- **What to work on**
For each record below, set it down exactly but leave out any picture.

(Beginning of Material supplied)

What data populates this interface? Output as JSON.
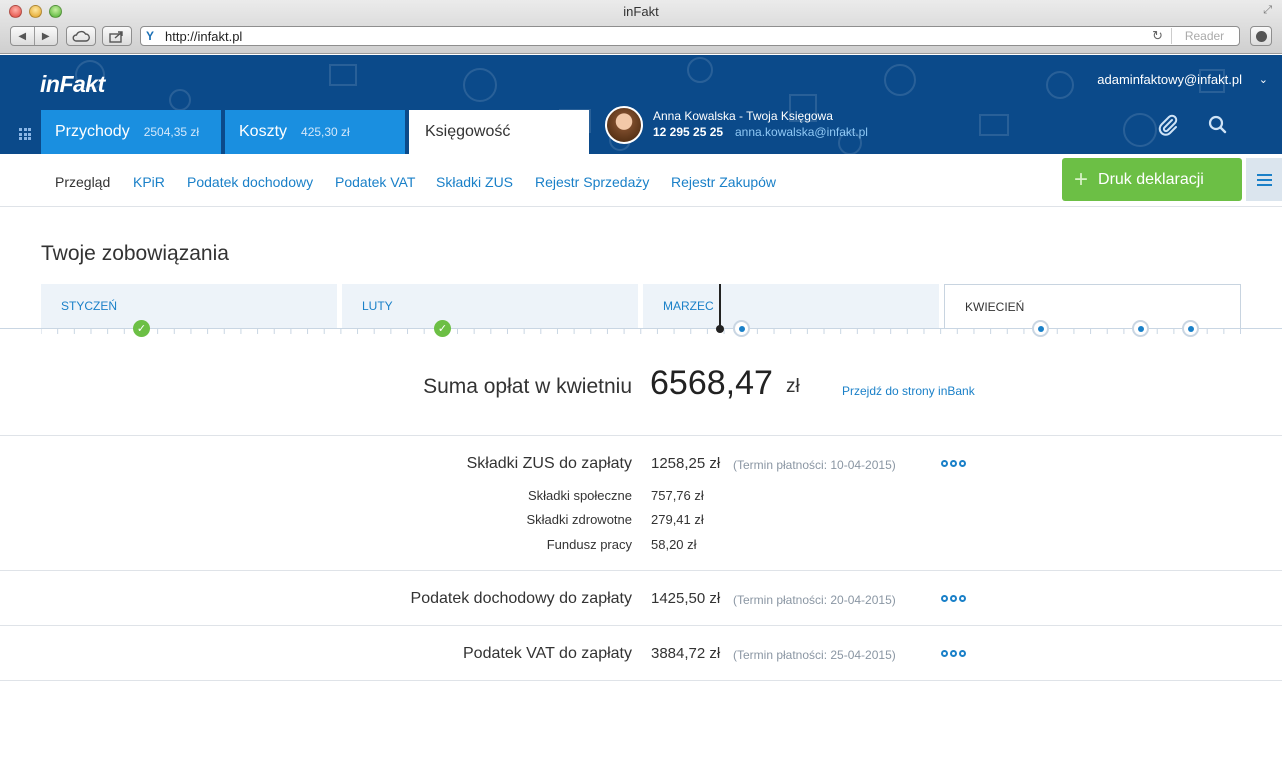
{
  "window": {
    "title": "inFakt",
    "url": "http://infakt.pl",
    "reader_label": "Reader"
  },
  "header": {
    "logo": "inFakt",
    "user_email": "adaminfaktowy@infakt.pl",
    "tabs": [
      {
        "label": "Przychody",
        "amount": "2504,35 zł"
      },
      {
        "label": "Koszty",
        "amount": "425,30 zł"
      },
      {
        "label": "Księgowość"
      }
    ],
    "accountant": {
      "name": "Anna Kowalska - Twoja Księgowa",
      "phone": "12 295 25 25",
      "email": "anna.kowalska@infakt.pl"
    }
  },
  "subnav": {
    "items": [
      "Przegląd",
      "KPiR",
      "Podatek dochodowy",
      "Podatek VAT",
      "Składki ZUS",
      "Rejestr Sprzedaży",
      "Rejestr Zakupów"
    ],
    "print_button": "Druk deklaracji"
  },
  "content": {
    "title": "Twoje zobowiązania",
    "months": [
      "STYCZEŃ",
      "LUTY",
      "MARZEC",
      "KWIECIEŃ"
    ],
    "sum_label": "Suma opłat w kwietniu",
    "sum_value": "6568,47",
    "sum_currency": "zł",
    "inbank_link": "Przejdź do strony inBank",
    "rows": [
      {
        "label": "Składki ZUS do zapłaty",
        "value": "1258,25 zł",
        "term": "(Termin płatności: 10-04-2015)"
      },
      {
        "label": "Podatek dochodowy do zapłaty",
        "value": "1425,50 zł",
        "term": "(Termin płatności: 20-04-2015)"
      },
      {
        "label": "Podatek VAT do zapłaty",
        "value": "3884,72 zł",
        "term": "(Termin płatności: 25-04-2015)"
      }
    ],
    "zus_breakdown": [
      {
        "label": "Składki społeczne",
        "value": "757,76 zł"
      },
      {
        "label": "Składki zdrowotne",
        "value": "279,41 zł"
      },
      {
        "label": "Fundusz pracy",
        "value": "58,20 zł"
      }
    ]
  },
  "colors": {
    "brand_blue": "#0b4a8a",
    "tab_blue": "#1a8fe0",
    "link_blue": "#1a80c8",
    "green": "#6cbf45"
  }
}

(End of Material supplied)

- **Solution below**
What data populates this interface? Output as JSON.
{
  "window": {
    "title": "inFakt",
    "url": "http://infakt.pl",
    "reader_label": "Reader"
  },
  "header": {
    "logo": "inFakt",
    "user_email": "adaminfaktowy@infakt.pl",
    "tabs": [
      {
        "label": "Przychody",
        "amount": "2504,35 zł"
      },
      {
        "label": "Koszty",
        "amount": "425,30 zł"
      },
      {
        "label": "Księgowość"
      }
    ],
    "accountant": {
      "name": "Anna Kowalska - Twoja Księgowa",
      "phone": "12 295 25 25",
      "email": "anna.kowalska@infakt.pl"
    }
  },
  "subnav": {
    "items": [
      "Przegląd",
      "KPiR",
      "Podatek dochodowy",
      "Podatek VAT",
      "Składki ZUS",
      "Rejestr Sprzedaży",
      "Rejestr Zakupów"
    ],
    "print_button": "Druk deklaracji"
  },
  "content": {
    "title": "Twoje zobowiązania",
    "months": [
      "STYCZEŃ",
      "LUTY",
      "MARZEC",
      "KWIECIEŃ"
    ],
    "sum_label": "Suma opłat w kwietniu",
    "sum_value": "6568,47",
    "sum_currency": "zł",
    "inbank_link": "Przejdź do strony inBank",
    "rows": [
      {
        "label": "Składki ZUS do zapłaty",
        "value": "1258,25 zł",
        "term": "(Termin płatności: 10-04-2015)"
      },
      {
        "label": "Podatek dochodowy do zapłaty",
        "value": "1425,50 zł",
        "term": "(Termin płatności: 20-04-2015)"
      },
      {
        "label": "Podatek VAT do zapłaty",
        "value": "3884,72 zł",
        "term": "(Termin płatności: 25-04-2015)"
      }
    ],
    "zus_breakdown": [
      {
        "label": "Składki społeczne",
        "value": "757,76 zł"
      },
      {
        "label": "Składki zdrowotne",
        "value": "279,41 zł"
      },
      {
        "label": "Fundusz pracy",
        "value": "58,20 zł"
      }
    ]
  },
  "colors": {
    "brand_blue": "#0b4a8a",
    "tab_blue": "#1a8fe0",
    "link_blue": "#1a80c8",
    "green": "#6cbf45"
  }
}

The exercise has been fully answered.